This recipe shows how to send CloudTrail logs (which are .gz logs that AWS puts in a certain S3 bucket) to a Logsene application, but should apply to any kinds of logs that you put into S3. We’ll use AWS Lambda for this, but you don’t have to write the code. We’ve got that covered.
The main steps are:
0. Have some logs in an AWS S3 bucket :)
1. Create a new AWS Lambda function
2. Paste the code from this repository and fill in your Logsene Application Token
3. Point the function to your S3 bucket and give it permissions
4. Decide on the maximum memory to allocate for the function and the timeout for its execution
5. Explore your logs in Logsene :)
Create a new AWS Lambda function
To start, log in to your AWS Console, then go to Services -> Lambda:
From there you’d start creating a function. If you don’t have another function, you’d just click on Get Started Now and it gets you there.
Then the first step is to select a blueprint for your function. Take s3-get-object-python.
The next step is to select a source. Here you’d make sure the source type is S3, select the bucket to fetch logs from and pick Object Created (All) as the event type. This will make the function run whenever a new object is created in that bucket.
Paste the code and provide your token
The main step is to provide the details of your function. You’d give it a name and leave the runtime as Python 2.7:
Then paste the whole contents of s3_to_logsene.py and use it to replace all existing function code. Also replace the dummy token with the Application Token of the Logsene application you want to use:
To find the Logsene Application Token, go to your Sematext Account, then in the Services menu select Logsene, and then the Logsene application you want to send your logs to. Once you’re in that application, click the Integration button and you’ll see the application token.

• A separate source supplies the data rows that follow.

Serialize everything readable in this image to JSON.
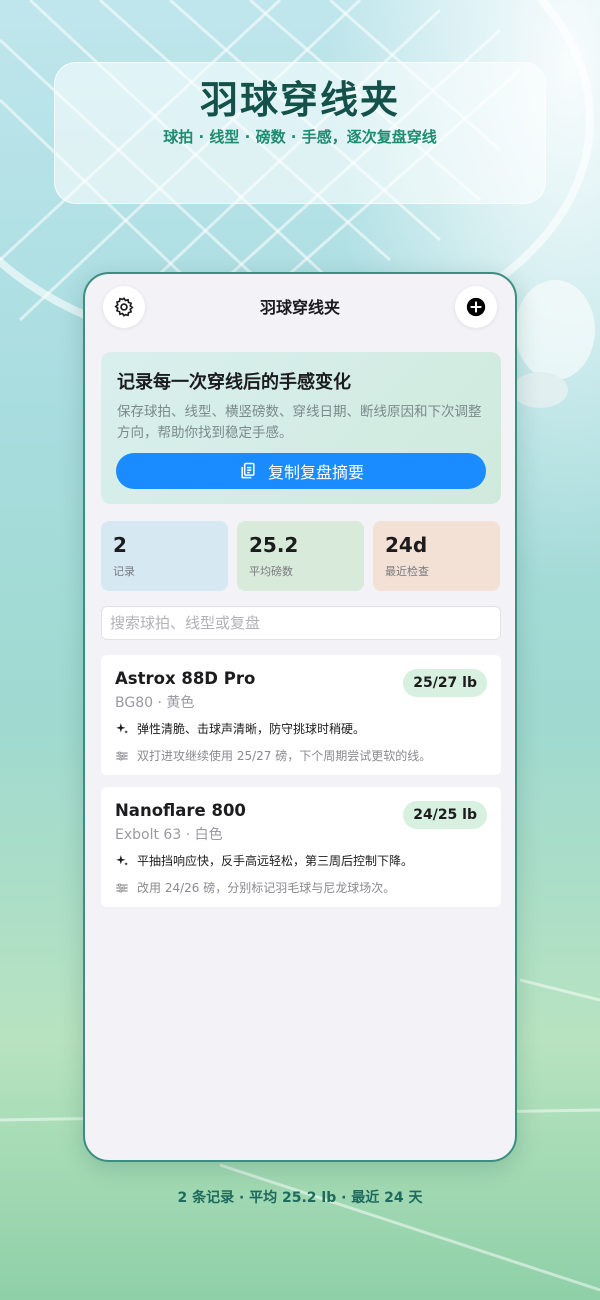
{
  "hero": {
    "title": "羽球穿线夹",
    "subtitle": "球拍 · 线型 · 磅数 · 手感，逐次复盘穿线"
  },
  "nav": {
    "title": "羽球穿线夹",
    "left_icon": "gear-icon",
    "right_icon": "plus-circle-icon"
  },
  "intro": {
    "title": "记录每一次穿线后的手感变化",
    "description": "保存球拍、线型、横竖磅数、穿线日期、断线原因和下次调整方向，帮助你找到稳定手感。",
    "copy_button": "复制复盘摘要",
    "copy_icon": "copy-icon"
  },
  "stats": [
    {
      "value": "2",
      "label": "记录"
    },
    {
      "value": "25.2",
      "label": "平均磅数"
    },
    {
      "value": "24d",
      "label": "最近检查"
    }
  ],
  "search": {
    "placeholder": "搜索球拍、线型或复盘",
    "value": ""
  },
  "records": [
    {
      "racket": "Astrox 88D Pro",
      "string": "BG80 · 黄色",
      "tension": "25/27 lb",
      "feel": "弹性清脆、击球声清晰，防守挑球时稍硬。",
      "plan": "双打进攻继续使用 25/27 磅，下个周期尝试更软的线。"
    },
    {
      "racket": "Nanoflare 800",
      "string": "Exbolt 63 · 白色",
      "tension": "24/25 lb",
      "feel": "平抽挡响应快，反手高远轻松，第三周后控制下降。",
      "plan": "改用 24/26 磅，分别标记羽毛球与尼龙球场次。"
    }
  ],
  "footer": {
    "summary": "2 条记录 · 平均 25.2 lb · 最近 24 天"
  },
  "colors": {
    "accent": "#1a8cff",
    "brand": "#14514a",
    "tension_badge": "#d8f0e0"
  }
}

Give the function permissions
After the code, leave the handler to the default lambda_function.lambda_handler and select a role that allows this function to access the S3 bucket in order to fetch logs. If you don’t have one already, select S3 execution role from the dropdown, and you’ll be redirected to the IAM window, where you can accept the provided values and return.
Memory and timeout, then “go”
Finally, you need to decide on how much memory you allow for the function and how long you allow it to run. This will influence costs (i.e. like keeping the equivalent general-purpose instance up for that time). Normally, runtime is very short (sub-second) so even large resources shouldn’t generate significant costs.
The default 128MB of RAM should be enough to load typical CloudTrail logs, which are small. You’d need more memory if you upload larger logs. As for timeout, selecting 4-5 minutes should be enough to give some resiliency in case of a network issue (i.e. allow the function to retry – which can be configured in the function code).
To enable the function to run when a new object is put, you’d need to enable the source at the last step.
Exploring CloudTrail logs with Logsene
As logs get uploaded to the S3 bucket, the function should upload their contents to Logsene. You can use the native UI to explore those logs:
And because CloudTrail logs get parsed out of the box, you can also use Kibana 4 to generate visualizations. Like breaking down events by their type: